* **EXERCISE PROMPT**
Filter the listing so that only lines with the word "JSON" remain.

* **LISTED RECORDS**
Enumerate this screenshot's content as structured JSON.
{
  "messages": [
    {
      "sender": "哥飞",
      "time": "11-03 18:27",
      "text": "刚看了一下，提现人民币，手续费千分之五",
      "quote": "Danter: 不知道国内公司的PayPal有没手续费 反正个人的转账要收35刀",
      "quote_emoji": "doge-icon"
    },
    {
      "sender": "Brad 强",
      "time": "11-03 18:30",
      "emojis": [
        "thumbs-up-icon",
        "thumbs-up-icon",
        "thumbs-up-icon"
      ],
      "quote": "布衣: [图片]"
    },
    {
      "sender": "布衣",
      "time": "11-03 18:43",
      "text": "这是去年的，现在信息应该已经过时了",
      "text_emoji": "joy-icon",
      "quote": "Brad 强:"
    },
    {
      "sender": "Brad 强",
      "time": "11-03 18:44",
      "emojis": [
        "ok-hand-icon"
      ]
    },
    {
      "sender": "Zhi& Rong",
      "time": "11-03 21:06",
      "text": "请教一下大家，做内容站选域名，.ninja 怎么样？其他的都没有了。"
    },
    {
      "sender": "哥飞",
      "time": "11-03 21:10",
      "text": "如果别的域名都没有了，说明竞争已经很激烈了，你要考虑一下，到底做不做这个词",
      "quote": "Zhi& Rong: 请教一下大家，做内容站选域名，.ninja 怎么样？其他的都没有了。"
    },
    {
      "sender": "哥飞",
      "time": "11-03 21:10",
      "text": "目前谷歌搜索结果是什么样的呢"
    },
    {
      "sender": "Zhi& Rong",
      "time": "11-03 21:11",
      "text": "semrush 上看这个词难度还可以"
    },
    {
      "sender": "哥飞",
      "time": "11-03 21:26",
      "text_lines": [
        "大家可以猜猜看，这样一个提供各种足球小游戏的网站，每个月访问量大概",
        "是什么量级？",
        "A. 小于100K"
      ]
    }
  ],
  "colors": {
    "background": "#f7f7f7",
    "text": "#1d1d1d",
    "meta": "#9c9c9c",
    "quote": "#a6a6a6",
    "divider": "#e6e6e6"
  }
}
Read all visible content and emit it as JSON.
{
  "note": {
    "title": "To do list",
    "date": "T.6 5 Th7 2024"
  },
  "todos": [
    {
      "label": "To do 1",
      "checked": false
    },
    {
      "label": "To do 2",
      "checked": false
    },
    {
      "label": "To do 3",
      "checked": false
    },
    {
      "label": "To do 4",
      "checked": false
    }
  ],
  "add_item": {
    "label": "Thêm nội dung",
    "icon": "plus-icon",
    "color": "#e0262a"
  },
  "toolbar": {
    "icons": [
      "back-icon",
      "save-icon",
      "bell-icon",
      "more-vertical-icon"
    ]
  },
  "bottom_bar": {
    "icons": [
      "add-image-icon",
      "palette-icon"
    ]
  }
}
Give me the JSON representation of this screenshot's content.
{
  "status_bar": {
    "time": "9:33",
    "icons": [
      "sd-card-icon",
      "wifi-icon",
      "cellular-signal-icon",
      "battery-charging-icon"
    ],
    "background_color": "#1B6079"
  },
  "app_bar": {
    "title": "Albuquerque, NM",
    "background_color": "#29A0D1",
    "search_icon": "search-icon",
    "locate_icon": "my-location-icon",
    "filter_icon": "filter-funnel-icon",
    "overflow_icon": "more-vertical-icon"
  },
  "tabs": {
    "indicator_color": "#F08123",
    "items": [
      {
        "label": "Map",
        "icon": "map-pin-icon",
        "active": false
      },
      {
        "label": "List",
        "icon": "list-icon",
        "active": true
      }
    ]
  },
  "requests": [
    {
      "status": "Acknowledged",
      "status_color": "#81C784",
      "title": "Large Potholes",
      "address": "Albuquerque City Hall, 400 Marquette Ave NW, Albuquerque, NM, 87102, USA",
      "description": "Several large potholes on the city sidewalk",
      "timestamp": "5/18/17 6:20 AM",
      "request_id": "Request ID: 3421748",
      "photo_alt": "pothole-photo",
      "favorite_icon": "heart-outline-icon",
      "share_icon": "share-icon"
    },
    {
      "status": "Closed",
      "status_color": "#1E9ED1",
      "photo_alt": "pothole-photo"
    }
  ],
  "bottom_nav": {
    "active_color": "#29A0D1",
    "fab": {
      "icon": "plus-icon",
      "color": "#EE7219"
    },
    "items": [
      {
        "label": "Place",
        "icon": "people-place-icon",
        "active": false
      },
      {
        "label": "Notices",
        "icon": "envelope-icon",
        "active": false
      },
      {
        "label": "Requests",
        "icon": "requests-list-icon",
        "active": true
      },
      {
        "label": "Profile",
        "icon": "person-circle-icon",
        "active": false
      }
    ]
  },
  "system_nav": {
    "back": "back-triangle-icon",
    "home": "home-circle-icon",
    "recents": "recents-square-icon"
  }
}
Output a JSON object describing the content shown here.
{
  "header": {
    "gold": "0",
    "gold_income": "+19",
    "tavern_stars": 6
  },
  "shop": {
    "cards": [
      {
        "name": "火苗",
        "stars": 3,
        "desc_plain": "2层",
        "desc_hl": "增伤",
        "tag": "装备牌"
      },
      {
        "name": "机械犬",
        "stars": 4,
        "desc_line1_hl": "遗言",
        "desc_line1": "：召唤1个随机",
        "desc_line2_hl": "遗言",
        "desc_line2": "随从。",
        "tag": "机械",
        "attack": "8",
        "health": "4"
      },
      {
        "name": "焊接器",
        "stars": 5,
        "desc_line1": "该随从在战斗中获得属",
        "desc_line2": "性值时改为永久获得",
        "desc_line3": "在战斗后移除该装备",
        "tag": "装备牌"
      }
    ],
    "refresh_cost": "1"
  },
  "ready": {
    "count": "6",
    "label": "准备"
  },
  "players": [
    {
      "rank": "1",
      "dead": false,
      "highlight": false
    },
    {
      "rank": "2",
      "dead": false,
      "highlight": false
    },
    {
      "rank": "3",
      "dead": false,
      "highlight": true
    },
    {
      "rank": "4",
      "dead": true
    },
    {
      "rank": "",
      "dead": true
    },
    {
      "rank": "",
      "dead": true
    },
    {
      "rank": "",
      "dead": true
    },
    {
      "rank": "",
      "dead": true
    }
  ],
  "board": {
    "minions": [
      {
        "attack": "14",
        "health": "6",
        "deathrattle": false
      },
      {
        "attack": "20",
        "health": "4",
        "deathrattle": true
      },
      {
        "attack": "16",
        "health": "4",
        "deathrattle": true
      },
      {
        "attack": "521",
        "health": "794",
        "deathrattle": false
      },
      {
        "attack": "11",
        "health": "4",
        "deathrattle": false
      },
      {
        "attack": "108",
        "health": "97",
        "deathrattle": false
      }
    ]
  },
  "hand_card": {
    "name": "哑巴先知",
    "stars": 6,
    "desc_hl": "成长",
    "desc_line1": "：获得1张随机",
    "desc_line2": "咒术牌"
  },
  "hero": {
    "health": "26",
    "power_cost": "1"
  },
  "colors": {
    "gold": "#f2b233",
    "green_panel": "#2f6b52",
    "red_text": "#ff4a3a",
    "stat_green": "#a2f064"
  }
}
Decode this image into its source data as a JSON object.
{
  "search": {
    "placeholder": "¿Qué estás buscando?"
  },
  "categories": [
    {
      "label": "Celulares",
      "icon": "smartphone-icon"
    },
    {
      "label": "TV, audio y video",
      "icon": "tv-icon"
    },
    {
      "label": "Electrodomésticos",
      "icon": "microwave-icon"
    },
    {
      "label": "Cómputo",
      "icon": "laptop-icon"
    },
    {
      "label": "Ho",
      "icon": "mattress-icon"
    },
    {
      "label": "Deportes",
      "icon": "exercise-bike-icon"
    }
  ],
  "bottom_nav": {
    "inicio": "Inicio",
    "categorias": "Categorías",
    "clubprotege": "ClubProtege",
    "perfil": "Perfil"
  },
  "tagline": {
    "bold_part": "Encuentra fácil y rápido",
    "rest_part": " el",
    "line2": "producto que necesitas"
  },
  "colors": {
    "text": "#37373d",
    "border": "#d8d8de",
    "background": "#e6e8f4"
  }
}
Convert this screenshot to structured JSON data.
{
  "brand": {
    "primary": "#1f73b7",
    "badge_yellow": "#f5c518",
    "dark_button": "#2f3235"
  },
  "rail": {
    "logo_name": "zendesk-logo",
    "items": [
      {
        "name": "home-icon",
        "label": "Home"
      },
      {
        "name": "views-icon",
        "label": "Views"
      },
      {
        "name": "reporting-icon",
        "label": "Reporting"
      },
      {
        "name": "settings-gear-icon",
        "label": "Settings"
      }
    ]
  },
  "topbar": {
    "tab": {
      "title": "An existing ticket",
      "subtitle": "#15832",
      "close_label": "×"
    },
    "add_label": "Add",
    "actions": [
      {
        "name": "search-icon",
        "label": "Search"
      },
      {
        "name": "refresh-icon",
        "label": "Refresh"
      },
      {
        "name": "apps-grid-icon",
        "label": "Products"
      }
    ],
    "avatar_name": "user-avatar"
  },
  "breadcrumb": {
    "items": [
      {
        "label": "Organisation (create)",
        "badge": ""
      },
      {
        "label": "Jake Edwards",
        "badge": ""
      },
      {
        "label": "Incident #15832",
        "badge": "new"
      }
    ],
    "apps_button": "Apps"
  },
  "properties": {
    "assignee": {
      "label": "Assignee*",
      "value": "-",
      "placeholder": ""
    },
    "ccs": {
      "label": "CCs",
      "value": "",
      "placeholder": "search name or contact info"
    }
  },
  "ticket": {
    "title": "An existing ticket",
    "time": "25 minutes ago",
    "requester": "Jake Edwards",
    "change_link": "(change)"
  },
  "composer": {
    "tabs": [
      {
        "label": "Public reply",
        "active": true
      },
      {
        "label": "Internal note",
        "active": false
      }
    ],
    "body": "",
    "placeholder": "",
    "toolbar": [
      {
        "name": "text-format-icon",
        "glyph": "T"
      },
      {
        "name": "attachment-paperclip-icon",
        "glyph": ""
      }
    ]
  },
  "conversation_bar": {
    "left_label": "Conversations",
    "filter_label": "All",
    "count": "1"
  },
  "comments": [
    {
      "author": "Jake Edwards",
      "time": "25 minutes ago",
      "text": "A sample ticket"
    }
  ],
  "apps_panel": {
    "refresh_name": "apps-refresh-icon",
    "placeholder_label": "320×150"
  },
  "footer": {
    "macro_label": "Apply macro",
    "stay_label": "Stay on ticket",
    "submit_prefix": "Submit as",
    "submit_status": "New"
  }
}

* **RESPONSE AREA**
Enumerate this screenshot's content as structured JSON.
Read all visible content and emit it as JSON.
Give me the JSON representation of this screenshot's content.
Output a JSON object describing the content shown here.
Decode this image into its source data as a JSON object.
Convert this screenshot to structured JSON data.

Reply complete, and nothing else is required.